"Bad lawyering" from President Trump's previous attorneys explains recent reports that White House counsel Don McGahn had spoken at length with Special Counsel Robert Mueller's team, former New Jersey Gov. Chris Christie said Sunday.
Fox News confirmed Saturday that McGahn had met several times with federal investigators, amid a New York Times report that the sit-downs totaled more than 30 hours over nine months.
Christie specifically called out former Trump attorneys Ty Cobb and John Dowd for failing to invoke executive privilege and initially cooperating with investigators, which he said had forced McGahn's hand and exposed the president to legal jeopardy.
"This shows what a C-level legal team the president had, in Ty Cobb and John Dowd," Christie said on ABC's "This Week."
Cobb and Dowd had broadly pursued a strategy of cooperation with the special counsel's probe, saying the administration had nothing to hide. But, Christie charged, once Cobb and Dowd waived the president's legal privilege that shielded him from investigators' document requests, they effectively prevented the president's future lawyers from legally using that privilege in the future.
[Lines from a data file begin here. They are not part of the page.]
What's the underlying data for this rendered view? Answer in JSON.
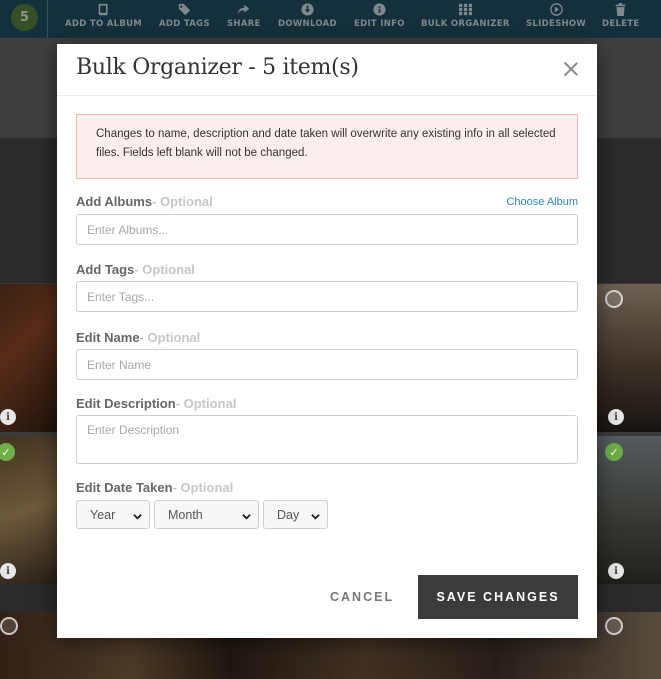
{
  "toolbar": {
    "count": "5",
    "actions": [
      {
        "label": "ADD TO ALBUM",
        "icon": "book-icon"
      },
      {
        "label": "ADD TAGS",
        "icon": "tag-icon"
      },
      {
        "label": "SHARE",
        "icon": "share-icon"
      },
      {
        "label": "DOWNLOAD",
        "icon": "download-icon"
      },
      {
        "label": "EDIT INFO",
        "icon": "info-icon"
      },
      {
        "label": "BULK ORGANIZER",
        "icon": "grid-icon"
      },
      {
        "label": "SLIDESHOW",
        "icon": "play-icon"
      },
      {
        "label": "DELETE",
        "icon": "trash-icon"
      }
    ]
  },
  "modal": {
    "title": "Bulk Organizer - 5 item(s)",
    "notice": "Changes to name, description and date taken will overwrite any existing info in all selected files. Fields left blank will not be changed.",
    "fields": {
      "albums": {
        "label": "Add Albums",
        "optional": "- Optional",
        "placeholder": "Enter Albums...",
        "link": "Choose Album"
      },
      "tags": {
        "label": "Add Tags",
        "optional": "- Optional",
        "placeholder": "Enter Tags..."
      },
      "name": {
        "label": "Edit Name",
        "optional": "- Optional",
        "placeholder": "Enter Name"
      },
      "description": {
        "label": "Edit Description",
        "optional": "- Optional",
        "placeholder": "Enter Description"
      },
      "date": {
        "label": "Edit Date Taken",
        "optional": "- Optional",
        "year": "Year",
        "month": "Month",
        "day": "Day"
      }
    },
    "cancel_label": "CANCEL",
    "save_label": "SAVE CHANGES"
  },
  "colors": {
    "toolbar": "#1f4a5c",
    "badge": "#557a3c",
    "notice_bg": "#fbeeed",
    "notice_border": "#ebb9b6",
    "link": "#2f88c0",
    "save_button": "#3d3b3a",
    "check": "#6fae48"
  }
}
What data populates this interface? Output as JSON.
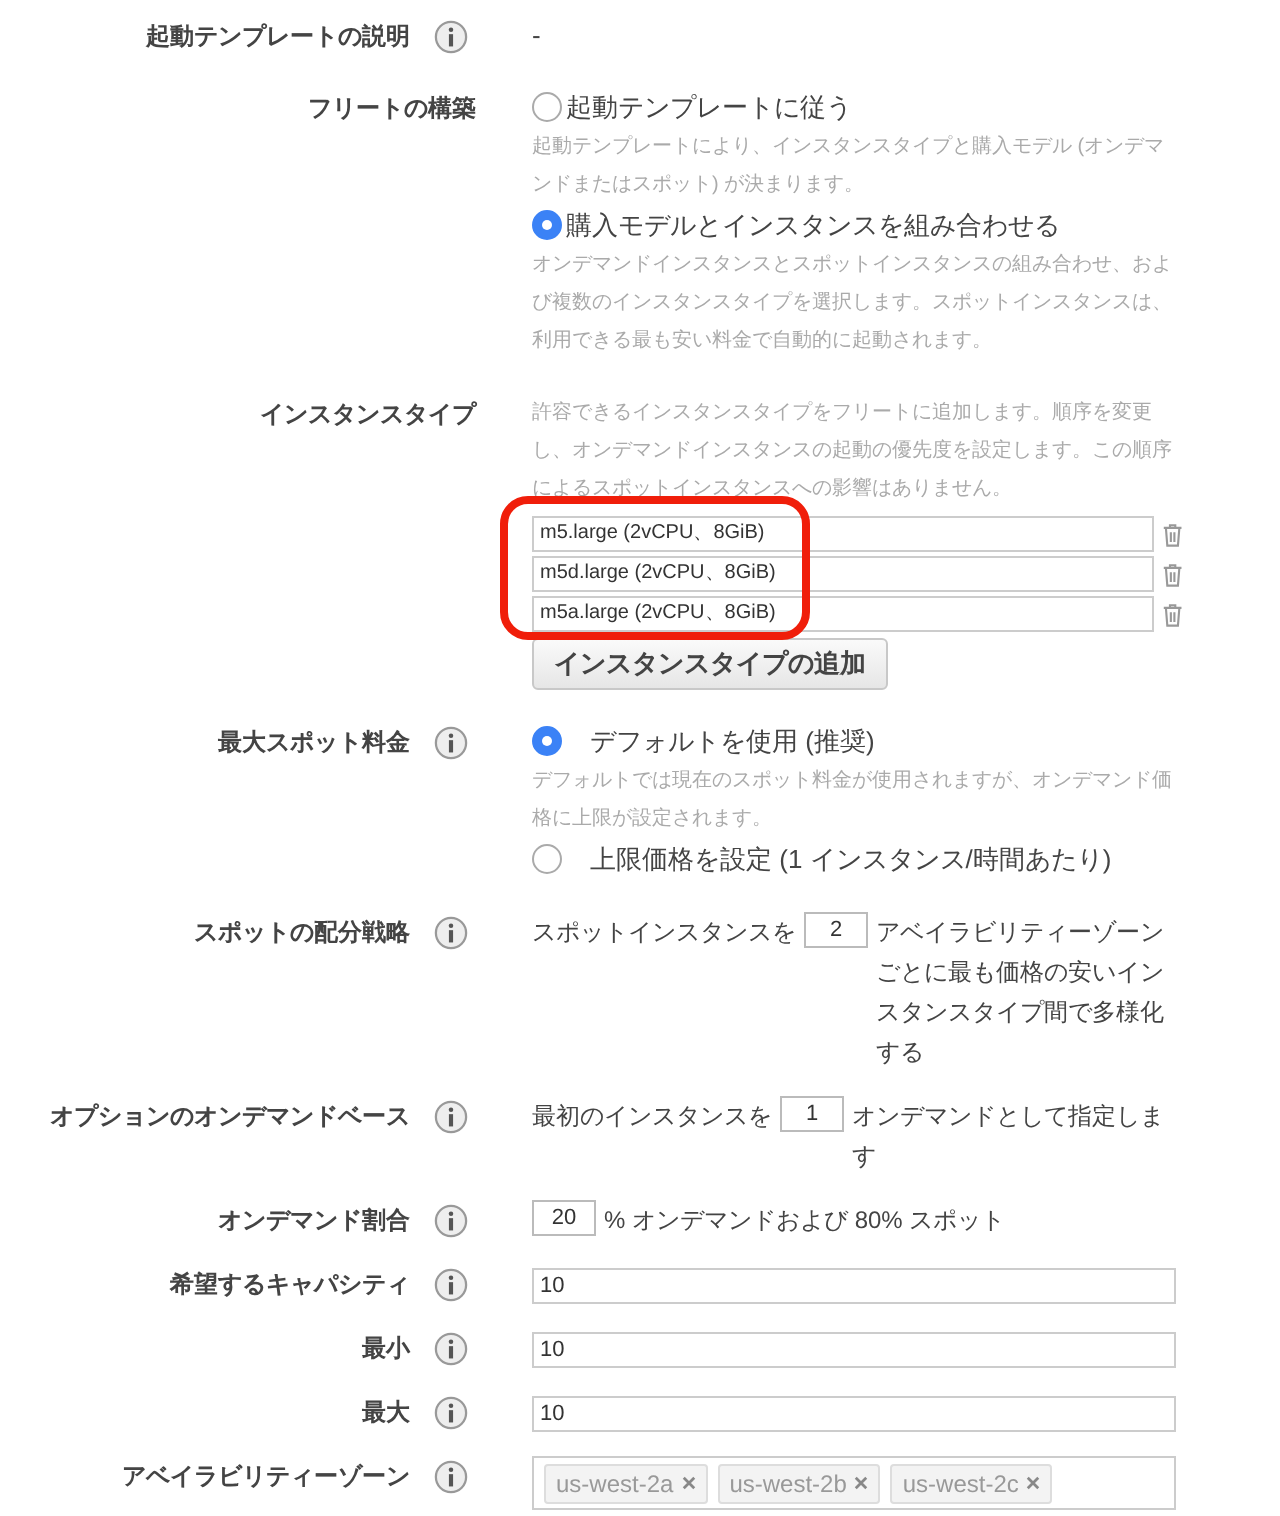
{
  "rows": [
    {
      "kind": "text",
      "label": "起動テンプレートの説明",
      "info": true,
      "value": "-"
    },
    {
      "kind": "radios",
      "label": "フリートの構築",
      "info": false,
      "options": [
        {
          "label": "起動テンプレートに従う",
          "description": "起動テンプレートにより、インスタンスタイプと購入モデル (オンデマンドまたはスポット) が決まります。",
          "selected": false
        },
        {
          "label": "購入モデルとインスタンスを組み合わせる",
          "description": "オンデマンドインスタンスとスポットインスタンスの組み合わせ、および複数のインスタンスタイプを選択します。スポットインスタンスは、利用できる最も安い料金で自動的に起動されます。",
          "selected": true
        }
      ]
    },
    {
      "kind": "instance_types",
      "label": "インスタンスタイプ",
      "info": false,
      "description": "許容できるインスタンスタイプをフリートに追加します。順序を変更し、オンデマンドインスタンスの起動の優先度を設定します。この順序によるスポットインスタンスへの影響はありません。",
      "types": [
        "m5.large (2vCPU、8GiB)",
        "m5d.large (2vCPU、8GiB)",
        "m5a.large (2vCPU、8GiB)"
      ],
      "add_button": "インスタンスタイプの追加"
    },
    {
      "kind": "radios",
      "label": "最大スポット料金",
      "info": true,
      "options": [
        {
          "label": "デフォルトを使用 (推奨)",
          "description": "デフォルトでは現在のスポット料金が使用されますが、オンデマンド価格に上限が設定されます。",
          "selected": true
        },
        {
          "label": "上限価格を設定 (1 インスタンス/時間あたり)",
          "selected": false
        }
      ]
    },
    {
      "kind": "inline",
      "label": "スポットの配分戦略",
      "info": true,
      "before": "スポットインスタンスを",
      "input": "2",
      "after": "アベイラビリティーゾーンごとに最も価格の安いインスタンスタイプ間で多様化する"
    },
    {
      "kind": "inline",
      "label": "オプションのオンデマンドベース",
      "info": true,
      "before": "最初のインスタンスを",
      "input": "1",
      "after": "オンデマンドとして指定します"
    },
    {
      "kind": "inline",
      "label": "オンデマンド割合",
      "info": true,
      "input": "20",
      "after": "% オンデマンドおよび 80% スポット"
    },
    {
      "kind": "field",
      "label": "希望するキャパシティ",
      "info": true,
      "value": "10"
    },
    {
      "kind": "field",
      "label": "最小",
      "info": true,
      "value": "10"
    },
    {
      "kind": "field",
      "label": "最大",
      "info": true,
      "value": "10"
    },
    {
      "kind": "tags",
      "label": "アベイラビリティーゾーン",
      "info": true,
      "tags": [
        "us-west-2a",
        "us-west-2b",
        "us-west-2c"
      ]
    }
  ]
}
"You never waive that. Absolutely not," Christie added, referring to the executive and attorney-client privileges which could have barred investigators significant access to Trump administration officials and documents. "And it put Don McGhan in an impossible position. Once you waive that privilege and you turn over all those documents, Don McGahn has no choice then but to go in and answer everything, answer every question they can ask him.
"That wasn't in the president's interest," Christie continued. "If he had gotten good legal advice at the time, he would've done something else. It's bad legal advice, bad lawyering, and this is the result of it."
Meanwhile, Alan Dershowitz told "Fox & Friends" on Sunday that McGahn probably did not have attorney-client privilege with Trump, because he represents the White House, not the president himself. But on the executive privilege issue, Dershowitz said Cobb and Dowd had made a "tough call," but a reasonable one that simply did not work out.
A source reached by Fox News played down the Times article, saying that there didn’t seem to be anything revelatory in the report’s information and adding that it was already known that Trump had instructed McGahn to cooperate with Mueller’s team.
Trump himself on Sunday tweeted that McGahn isn't "a John Dean type 'RAT,'" referring to the Watergate-era White House attorney who turned on Richard Nixon. And John Dowd, Trump’s former lead outside attorney, told Fox News that “Don McGahn was a very strong witness for the president.”
The Times report comes amid pressure from Rudy Giuliani, Trump’s personal attorney, for Mueller to conclude the monthslong investigation.
Speaking on Fox News' "Sunday Morning Futures," Giuliani pressed for Mueller to wrap up the probe and said McGahn couldn't have revealed any significantly damaging information about Trump -- because that would imply he was complicit in wrongdoing.
"The New York Times uses very, very deftly the idea that he cooperated extensively -- well, sure he did," Giuliani said. "It's a complicated thing. But we are confident that he said nothing wrong about the president, and we're confident because the man [McGahn] is a man of integrity, and he would have resigned if something like that would have happened."
Giuliani turned to ex-CIA Director John Brennan, whose security clearance was revoked by President Trump last week. Brennan, who has accused Trump of "treason," on Sunday floated the idea of suing Trump for the move -- and Giuliani said he'd love to see him try.
"Well, then we take his deposition right away," Giuliani said. "I’d volunteer to do that case for the president. I'd love to have Brennan under oath. ... We'll find out about Brennan, and we'll find out what a terrible job he did -- going back to being the head of mission when the Khobar Towers were bombed and our Marines were killed, or we can see what he did or said about Benghazi.”
The White House has accused Brennan of misleading Congress about CIA spying in the Senate, as well as improperly politicizing his security clearance.
Speaking separately on NBC's "Meet the Press" Sunday, Giuliani attracted criticism online for telling host Chuck Todd that "truth isn't truth," as part of his argument that federal investigators can sometimes catch witnesses in so-called "perjury traps" even when they are telling the truth, as long as they can find other witnesses who dispute their claims.
Todd responded: "This is going to become a bad meme."
Fox News' Elizabeth Zwirz contributed to this report.